The first is that literacy levels may vary among farmers, which makes alternate mediums such as videos and features such as voice messaging take a more important role. However, as opposed to written content, video incurs much higher production costs, and both video and voice messages are not able to be indexed like written text (so members of the group are not able to use a search tool to search for it if they want to refer back to it at a later point). Moreover, some farmers in rural areas may have difficulty loading video content due to data limitations, and voice messaging is also only available on certain platforms and not others.
The second challenge reported in the case study was that knowledge uptake was not easy (with the team needing to follow up via phone regularly). Eventually as digital literacy increases and farmers become more familiar with the platforms, other more time-effective measurement tools may be able to replace phone calls. For example, platform features such as polls and input forms can be used to measure engagement and uptake. In addition, some platforms such as Zoom allow for large-scale group calls, which could be used for “Town-Hall” type calls which may be a more effective way of communicating and gauging sentiment as opposed to individual phone calls.

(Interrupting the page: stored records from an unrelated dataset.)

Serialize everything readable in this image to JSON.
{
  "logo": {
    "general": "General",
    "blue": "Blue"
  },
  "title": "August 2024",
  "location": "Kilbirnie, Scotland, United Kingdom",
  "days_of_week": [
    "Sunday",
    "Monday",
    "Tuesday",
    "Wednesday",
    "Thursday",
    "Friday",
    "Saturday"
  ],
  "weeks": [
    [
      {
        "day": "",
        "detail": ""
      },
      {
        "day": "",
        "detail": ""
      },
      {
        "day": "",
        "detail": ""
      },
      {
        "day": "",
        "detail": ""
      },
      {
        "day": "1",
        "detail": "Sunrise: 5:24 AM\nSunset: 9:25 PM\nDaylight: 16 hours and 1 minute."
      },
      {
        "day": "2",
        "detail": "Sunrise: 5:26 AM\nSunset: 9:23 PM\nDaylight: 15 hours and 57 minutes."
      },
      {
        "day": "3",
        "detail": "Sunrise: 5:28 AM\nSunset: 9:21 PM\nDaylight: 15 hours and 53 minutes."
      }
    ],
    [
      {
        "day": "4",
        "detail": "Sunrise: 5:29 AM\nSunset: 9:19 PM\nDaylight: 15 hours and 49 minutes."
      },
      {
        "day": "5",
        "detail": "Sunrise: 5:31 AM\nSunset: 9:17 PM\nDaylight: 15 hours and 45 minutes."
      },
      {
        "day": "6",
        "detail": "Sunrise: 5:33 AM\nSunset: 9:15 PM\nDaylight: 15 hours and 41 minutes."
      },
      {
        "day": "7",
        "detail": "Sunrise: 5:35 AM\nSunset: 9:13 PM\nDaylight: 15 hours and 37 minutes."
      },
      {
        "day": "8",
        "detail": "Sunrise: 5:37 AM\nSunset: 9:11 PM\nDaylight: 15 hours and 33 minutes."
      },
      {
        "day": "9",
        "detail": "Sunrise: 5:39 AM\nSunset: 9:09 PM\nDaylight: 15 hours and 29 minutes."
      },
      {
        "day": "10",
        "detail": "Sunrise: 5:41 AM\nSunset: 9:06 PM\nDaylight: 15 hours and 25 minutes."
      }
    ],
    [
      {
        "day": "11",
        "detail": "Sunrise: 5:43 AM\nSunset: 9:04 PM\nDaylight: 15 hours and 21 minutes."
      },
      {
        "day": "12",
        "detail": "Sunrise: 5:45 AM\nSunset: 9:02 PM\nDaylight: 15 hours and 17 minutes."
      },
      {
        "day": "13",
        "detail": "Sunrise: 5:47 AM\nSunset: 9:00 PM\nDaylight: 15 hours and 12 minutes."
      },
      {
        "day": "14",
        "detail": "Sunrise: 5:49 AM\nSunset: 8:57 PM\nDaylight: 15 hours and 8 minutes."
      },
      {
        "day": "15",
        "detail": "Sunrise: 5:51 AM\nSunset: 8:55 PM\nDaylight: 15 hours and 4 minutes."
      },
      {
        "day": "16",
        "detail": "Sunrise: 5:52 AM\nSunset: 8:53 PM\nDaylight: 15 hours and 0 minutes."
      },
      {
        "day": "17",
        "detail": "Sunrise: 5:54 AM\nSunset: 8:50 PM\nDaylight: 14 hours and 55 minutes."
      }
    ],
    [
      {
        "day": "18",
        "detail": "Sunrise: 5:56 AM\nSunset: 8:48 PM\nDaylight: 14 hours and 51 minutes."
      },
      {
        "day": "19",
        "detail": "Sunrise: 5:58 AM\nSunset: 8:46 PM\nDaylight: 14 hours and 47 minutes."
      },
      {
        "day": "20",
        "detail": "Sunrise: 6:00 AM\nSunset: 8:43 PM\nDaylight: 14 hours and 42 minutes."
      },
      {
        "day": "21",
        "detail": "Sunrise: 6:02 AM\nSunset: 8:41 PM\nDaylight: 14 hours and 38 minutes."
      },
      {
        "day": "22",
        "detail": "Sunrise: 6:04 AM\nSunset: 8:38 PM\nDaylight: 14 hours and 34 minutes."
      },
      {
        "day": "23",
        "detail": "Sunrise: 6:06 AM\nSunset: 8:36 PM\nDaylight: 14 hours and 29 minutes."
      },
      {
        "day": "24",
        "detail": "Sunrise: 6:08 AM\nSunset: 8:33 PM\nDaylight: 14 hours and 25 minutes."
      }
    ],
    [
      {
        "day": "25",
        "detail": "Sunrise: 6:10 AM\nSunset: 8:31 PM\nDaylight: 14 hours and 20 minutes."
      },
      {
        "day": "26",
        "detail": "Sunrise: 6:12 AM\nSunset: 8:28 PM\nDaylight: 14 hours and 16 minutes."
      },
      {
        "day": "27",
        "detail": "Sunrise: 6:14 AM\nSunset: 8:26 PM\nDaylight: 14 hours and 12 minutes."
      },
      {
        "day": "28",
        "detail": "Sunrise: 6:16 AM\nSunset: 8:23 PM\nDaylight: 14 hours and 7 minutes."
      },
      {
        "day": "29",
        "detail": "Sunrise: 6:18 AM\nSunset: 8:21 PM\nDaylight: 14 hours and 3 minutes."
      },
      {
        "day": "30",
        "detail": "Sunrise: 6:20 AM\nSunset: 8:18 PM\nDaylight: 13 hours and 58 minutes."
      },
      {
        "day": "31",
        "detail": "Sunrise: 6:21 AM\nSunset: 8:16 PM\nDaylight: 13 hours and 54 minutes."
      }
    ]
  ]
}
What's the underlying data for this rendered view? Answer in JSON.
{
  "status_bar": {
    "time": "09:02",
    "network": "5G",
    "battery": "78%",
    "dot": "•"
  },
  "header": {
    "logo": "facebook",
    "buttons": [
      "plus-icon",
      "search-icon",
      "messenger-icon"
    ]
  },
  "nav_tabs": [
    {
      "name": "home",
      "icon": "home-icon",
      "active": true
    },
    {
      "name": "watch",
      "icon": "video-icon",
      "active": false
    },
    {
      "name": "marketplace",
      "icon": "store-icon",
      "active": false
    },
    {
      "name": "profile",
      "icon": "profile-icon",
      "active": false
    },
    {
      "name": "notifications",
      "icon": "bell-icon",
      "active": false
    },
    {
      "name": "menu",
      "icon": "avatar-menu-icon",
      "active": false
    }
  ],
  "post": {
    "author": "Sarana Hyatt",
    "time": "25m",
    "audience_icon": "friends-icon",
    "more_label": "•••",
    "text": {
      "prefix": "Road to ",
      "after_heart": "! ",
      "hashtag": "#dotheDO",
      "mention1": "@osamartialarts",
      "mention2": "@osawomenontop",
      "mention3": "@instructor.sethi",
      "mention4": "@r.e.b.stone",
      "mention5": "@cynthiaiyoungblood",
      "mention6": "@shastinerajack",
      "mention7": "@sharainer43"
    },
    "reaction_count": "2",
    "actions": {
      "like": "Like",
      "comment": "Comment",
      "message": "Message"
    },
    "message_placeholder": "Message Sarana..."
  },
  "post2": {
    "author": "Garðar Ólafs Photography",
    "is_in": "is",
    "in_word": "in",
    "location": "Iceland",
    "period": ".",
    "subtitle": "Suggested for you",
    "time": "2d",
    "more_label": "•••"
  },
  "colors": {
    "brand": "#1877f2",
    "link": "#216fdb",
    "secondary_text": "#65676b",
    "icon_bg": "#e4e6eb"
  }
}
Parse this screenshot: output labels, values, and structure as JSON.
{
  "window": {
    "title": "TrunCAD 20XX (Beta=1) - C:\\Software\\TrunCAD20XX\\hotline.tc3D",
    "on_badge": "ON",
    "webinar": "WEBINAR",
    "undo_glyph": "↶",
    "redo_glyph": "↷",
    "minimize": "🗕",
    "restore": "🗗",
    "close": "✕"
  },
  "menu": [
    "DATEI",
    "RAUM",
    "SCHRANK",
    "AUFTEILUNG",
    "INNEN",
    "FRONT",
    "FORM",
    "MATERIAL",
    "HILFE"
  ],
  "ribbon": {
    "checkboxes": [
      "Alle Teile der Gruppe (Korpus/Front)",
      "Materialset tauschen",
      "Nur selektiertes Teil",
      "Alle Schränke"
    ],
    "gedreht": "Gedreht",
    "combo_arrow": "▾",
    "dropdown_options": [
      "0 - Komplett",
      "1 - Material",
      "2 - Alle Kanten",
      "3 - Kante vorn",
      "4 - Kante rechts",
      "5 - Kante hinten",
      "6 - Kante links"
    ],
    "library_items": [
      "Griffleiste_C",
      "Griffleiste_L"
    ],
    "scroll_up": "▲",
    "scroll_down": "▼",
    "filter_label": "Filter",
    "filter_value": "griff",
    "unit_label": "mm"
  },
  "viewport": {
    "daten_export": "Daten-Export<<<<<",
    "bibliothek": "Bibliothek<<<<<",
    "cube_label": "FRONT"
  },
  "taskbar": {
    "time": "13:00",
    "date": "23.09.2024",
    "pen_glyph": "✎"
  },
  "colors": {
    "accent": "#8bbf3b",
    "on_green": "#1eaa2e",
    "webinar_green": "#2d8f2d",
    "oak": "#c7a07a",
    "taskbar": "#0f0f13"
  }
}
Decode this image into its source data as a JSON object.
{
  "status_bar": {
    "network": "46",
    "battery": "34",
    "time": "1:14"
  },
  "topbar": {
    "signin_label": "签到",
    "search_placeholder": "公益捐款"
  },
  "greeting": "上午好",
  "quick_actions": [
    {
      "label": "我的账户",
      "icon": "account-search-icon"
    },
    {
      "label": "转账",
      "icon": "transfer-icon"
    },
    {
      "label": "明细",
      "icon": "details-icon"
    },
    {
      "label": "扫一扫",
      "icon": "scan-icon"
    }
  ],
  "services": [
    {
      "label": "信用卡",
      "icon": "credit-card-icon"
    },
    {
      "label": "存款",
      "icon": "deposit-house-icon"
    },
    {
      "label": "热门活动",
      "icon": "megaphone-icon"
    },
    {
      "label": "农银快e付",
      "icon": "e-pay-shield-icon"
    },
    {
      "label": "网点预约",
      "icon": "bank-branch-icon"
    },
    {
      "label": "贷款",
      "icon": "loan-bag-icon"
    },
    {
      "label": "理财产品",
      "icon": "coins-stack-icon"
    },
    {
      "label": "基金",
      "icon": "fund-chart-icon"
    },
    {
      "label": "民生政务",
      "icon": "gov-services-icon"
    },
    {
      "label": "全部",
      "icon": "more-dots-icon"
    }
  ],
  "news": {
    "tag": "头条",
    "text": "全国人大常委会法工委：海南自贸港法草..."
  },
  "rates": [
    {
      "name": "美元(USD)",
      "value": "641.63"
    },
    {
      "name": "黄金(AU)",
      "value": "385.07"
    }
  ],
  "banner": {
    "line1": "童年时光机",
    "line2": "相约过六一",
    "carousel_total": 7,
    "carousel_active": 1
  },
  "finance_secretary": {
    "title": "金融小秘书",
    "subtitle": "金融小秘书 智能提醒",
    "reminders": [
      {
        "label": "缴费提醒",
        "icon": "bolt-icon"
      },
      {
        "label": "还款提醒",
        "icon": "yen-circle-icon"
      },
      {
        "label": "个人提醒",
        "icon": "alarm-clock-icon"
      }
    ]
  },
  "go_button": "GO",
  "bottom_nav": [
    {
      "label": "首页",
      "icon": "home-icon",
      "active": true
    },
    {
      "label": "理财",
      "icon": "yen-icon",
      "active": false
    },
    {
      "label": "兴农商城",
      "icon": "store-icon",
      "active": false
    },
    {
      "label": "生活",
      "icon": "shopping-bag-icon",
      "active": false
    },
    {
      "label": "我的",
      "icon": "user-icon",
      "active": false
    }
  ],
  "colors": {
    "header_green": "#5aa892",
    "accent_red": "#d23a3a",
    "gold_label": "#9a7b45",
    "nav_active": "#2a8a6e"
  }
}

The third learning from the case study is that there is a need to 1) support and train more “influencers” who take a more active role in group communications, and 2) encourage more input dealers to utilize social media. The common theme across both these challenges is getting both groups to buy into the value proposition of participating in the group. The way to do so is to track and measure the before/after effect - for example, East West Seeds mentioned an input dealer who reported a 4% increase in sales outreach even during COVID-19. Collecting and publishing more statistics such as these will signal the value of participating in the group.
With the fragmented social landscape in Asia, no single app is dominant, so it is important to research and localize your communications strategy. Here are 3 more best practices to allow your organization to best leverage chat as a medium:
Have a transparent and open sign up process. Make it easy, open, and accessible to subscribe to your chat communications.
Have a chat moderator or leader who is part of the community. They will be more trusted by their peers and able to translate your directives into local nuances and on-the-ground happenings.
Measure engagement by publishing regular calls-to-action into the chat group. Create a 2-way channel of communication with your audience by publishing polls, landing pages, forms, and other ways of collecting their input, and use a link tracker to measure click-throughs.
As you scale, test different versions of copy and/or visuals by implementing A/B testing. Measure the success of each variant by looking at click-through rates.